One hallmark of Haitian culture is gathering together to mark the start of an event. A collective pause or prayer precedes daily meals, laborers gather before each work day; and we mark construction milestones with impromptu but elaborate ceremonies. At the start of MoHI’s recent concrete pour dozens gathered on plywood stretched across the rebar to join in prayer and to photograph the ceremonial dumping of the first bucket of concrete, as well as the second and third and fourth…
A little pomp goes a long way for me; guiding wobbly benefactresses across construction and watching them tipple aggregate tries my patience when I am itching to get into the real work. But I understand the importance of a ritual beginning to dedicate energy to the task before us, and, in our social network frenzied world, to keep activities of needy organizations prominent in the public eye.
Over the past two days Be Like Brit poured 450 cubic yards of concrete, the largest concrete pour in Grand Goave by some margin. We utilized a technology foreign to this region – ready-mix concrete. Ten cylinder trucks from Port au Prince traversed back and forth Route 2 for 39 hours straight delivering green concrete to a pump truck that sent the mix thirty feet over the top of the building and deposited it on the roof by means of a giant hose. Ironically, the pour took the same length of time as the wheelbarrow-based pour the previous week at MoHI, but that was entirely due to the inability of the trucks to get to site more quickly. The crews, accustomed to placing concrete by bucket and wheelbarrow, were amazed at how easy it is to have concrete powered on to the roof and then simply trowel it in place. Pumped concrete is less strenuous to pour and many a mason caught a nap waiting for the next truck to arrive.
Capping off the orphanage with this ‘new’ concrete technology warranted not one, but two occasions.
On the afternoon before the pour Gama gathered all the workers. Len made a speech, outlining the history of the project, describing Brit’s journey to Haiti and her death at the Hotel Montana, finding the site almost two years ago, and eighteen months of active construction. I had the misfortune of following Len (never a good slot on the roster) and tried to explain to the crew what was going to occur. They had never seen a concrete truck, let alone a pumper, they could not fathom pouring seven yards of concrete in ten minutes. I framed it as an opportunity for them to learn how concrete is placed in the rest of the world, how we hoped to increase their construction skills with this experience. Then Gama delivered the details of schedule and logistics, which might have been dry except that the men would receive premium pay for night work, so they listened carefully.

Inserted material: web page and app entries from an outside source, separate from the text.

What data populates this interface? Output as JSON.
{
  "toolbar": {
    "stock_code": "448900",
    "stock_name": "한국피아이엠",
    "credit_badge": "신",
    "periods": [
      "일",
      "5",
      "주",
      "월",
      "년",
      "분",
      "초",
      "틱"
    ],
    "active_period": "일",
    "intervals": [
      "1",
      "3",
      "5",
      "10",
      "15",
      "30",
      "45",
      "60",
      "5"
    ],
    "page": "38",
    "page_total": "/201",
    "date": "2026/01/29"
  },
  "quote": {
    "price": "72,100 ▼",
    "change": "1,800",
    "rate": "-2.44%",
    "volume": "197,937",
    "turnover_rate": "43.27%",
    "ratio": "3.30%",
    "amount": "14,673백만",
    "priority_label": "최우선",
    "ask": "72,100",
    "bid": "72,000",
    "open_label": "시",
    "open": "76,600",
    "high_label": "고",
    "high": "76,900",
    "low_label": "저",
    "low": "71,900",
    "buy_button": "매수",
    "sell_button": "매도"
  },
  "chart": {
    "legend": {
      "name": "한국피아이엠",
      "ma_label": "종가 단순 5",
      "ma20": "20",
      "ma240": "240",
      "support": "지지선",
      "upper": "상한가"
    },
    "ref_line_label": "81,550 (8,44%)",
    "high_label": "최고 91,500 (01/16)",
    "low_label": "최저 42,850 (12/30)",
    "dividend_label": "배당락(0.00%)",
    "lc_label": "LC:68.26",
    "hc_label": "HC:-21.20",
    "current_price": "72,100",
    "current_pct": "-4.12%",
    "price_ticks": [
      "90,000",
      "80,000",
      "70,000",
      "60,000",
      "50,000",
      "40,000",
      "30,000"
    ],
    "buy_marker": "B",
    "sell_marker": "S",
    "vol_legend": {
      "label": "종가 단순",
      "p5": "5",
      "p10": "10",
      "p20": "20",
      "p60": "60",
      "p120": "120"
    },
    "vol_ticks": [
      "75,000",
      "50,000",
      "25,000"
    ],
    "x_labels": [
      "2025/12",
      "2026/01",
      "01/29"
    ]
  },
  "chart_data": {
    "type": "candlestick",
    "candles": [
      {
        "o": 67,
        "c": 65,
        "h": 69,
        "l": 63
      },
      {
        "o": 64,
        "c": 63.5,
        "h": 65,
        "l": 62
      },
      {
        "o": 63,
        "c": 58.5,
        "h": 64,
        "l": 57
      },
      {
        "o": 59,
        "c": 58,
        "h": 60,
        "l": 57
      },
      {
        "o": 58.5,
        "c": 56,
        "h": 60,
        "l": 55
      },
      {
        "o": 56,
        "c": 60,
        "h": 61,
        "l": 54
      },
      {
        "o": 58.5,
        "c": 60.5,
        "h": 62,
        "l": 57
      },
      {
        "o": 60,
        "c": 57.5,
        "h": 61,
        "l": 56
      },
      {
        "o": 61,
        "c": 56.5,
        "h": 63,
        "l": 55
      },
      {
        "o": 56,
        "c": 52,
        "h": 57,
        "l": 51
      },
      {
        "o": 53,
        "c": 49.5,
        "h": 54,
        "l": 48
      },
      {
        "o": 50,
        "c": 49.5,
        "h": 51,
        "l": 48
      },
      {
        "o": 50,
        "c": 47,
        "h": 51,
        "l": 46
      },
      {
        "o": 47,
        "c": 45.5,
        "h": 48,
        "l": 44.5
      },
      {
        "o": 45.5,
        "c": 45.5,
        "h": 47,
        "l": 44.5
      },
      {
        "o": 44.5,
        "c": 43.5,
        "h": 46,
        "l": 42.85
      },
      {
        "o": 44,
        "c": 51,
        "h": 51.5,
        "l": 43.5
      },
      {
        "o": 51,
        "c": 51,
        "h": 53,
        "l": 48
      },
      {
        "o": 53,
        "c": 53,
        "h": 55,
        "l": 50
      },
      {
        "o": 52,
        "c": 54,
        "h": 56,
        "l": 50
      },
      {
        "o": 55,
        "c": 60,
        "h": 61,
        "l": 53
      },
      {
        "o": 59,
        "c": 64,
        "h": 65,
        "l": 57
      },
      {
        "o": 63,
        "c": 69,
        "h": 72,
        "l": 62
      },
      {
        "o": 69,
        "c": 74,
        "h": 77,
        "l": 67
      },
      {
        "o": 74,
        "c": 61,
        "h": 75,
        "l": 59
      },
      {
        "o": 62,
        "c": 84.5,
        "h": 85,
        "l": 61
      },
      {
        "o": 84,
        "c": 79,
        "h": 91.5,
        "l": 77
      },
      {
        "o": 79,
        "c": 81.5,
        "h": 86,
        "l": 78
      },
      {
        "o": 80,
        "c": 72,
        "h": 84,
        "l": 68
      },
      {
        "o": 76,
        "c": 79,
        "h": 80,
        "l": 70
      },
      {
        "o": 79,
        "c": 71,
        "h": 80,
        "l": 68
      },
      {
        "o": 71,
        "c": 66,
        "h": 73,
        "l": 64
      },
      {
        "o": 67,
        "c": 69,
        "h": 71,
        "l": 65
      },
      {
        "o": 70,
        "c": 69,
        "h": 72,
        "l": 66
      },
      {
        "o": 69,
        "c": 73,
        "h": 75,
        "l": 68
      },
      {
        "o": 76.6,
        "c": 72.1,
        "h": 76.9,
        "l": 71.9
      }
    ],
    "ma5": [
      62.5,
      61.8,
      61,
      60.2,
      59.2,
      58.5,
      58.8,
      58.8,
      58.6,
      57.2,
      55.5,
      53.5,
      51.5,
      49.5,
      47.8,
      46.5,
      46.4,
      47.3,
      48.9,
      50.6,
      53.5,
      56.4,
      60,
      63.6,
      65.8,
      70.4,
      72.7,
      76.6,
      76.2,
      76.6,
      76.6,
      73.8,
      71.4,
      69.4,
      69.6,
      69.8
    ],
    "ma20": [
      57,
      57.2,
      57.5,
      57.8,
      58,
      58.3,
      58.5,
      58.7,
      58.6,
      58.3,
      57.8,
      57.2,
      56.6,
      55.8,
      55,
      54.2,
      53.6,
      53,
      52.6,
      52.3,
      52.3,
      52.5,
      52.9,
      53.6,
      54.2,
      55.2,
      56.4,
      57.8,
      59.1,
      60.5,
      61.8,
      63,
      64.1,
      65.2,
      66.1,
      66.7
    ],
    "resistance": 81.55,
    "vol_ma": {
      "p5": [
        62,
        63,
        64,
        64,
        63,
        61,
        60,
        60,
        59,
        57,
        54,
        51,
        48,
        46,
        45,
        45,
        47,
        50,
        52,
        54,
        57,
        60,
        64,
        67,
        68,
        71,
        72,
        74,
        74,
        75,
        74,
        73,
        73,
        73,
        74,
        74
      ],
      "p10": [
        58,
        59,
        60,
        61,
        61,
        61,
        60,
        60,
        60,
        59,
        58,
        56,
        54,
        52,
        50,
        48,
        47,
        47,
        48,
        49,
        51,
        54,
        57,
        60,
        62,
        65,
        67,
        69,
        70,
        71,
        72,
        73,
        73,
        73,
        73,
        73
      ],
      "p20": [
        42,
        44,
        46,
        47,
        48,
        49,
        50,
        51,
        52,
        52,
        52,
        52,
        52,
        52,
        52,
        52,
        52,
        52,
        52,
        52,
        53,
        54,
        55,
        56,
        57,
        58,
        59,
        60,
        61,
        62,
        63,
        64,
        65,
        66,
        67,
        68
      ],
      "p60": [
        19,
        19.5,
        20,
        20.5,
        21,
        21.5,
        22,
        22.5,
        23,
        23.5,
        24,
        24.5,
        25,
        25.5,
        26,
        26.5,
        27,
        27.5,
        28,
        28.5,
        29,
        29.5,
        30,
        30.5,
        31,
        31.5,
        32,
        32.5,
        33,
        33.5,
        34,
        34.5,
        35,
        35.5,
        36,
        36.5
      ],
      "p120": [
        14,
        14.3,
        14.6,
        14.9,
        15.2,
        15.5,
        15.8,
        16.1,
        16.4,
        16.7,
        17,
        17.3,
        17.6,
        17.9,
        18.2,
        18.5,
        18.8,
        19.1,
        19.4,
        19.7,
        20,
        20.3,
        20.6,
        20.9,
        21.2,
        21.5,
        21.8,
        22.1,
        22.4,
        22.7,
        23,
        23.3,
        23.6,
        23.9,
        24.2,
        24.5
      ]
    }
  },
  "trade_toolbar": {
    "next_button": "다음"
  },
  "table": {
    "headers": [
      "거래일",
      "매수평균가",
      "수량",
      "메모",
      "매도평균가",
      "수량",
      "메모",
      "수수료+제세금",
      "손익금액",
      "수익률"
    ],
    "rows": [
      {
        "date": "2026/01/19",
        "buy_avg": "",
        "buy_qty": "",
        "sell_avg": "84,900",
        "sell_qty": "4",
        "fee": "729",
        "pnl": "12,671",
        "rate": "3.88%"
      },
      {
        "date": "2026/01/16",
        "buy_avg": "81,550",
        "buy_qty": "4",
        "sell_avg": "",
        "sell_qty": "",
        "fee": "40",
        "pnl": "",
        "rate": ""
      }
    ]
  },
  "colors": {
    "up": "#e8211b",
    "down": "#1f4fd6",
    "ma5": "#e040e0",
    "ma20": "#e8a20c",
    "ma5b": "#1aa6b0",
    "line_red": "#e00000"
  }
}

The real occasion happened the following night at 9 pm, just before the first truck arrived. Len, his son Bernie, Lex, Renee and I stood on the roof surrounded by the crew, illuminated by a magnificent full moon. I expected a reiteration of yesterday’s words but was pleased when Len turned the focus to the workers who stood before us in their rubber boots and discarded tee shirts holding their trusty shovels and trowels while the giant pump truck hung above them like a tentacled alien. Most of them had worked seven days straight; this was their third all-nighter; yet they listened in attentive good cheer, eager to discover this new way of working. Len told the crew how much we appreciated them and how important they were to making Brit’s dream come true. I don’t know if his words meant as much to them as receiving premium pay, but I was glad to hear their contribution affirmed.
Lex’s invocation also took a different turn, describing the project in the larger context of Grand Goave. He moved beyond the usual recitation that the project would bring jobs and house children and provide clinical services in a safe building – all true but all said many times before. Instead, like all great politicians and preachers, he staked the broader view. He described the project as setting a new standard to Grand Goave, for all of Haiti. Then, after a resonant pause, he ended by saying, “Future generations will remember what we do here tonight.”
I doubt that a concrete pour deserves the same gravity as Normandy on D-Day, but it made for a heck of a memorable event. The moon lifted higher in the sky, the first truck arrived, and the concrete fell from the sky.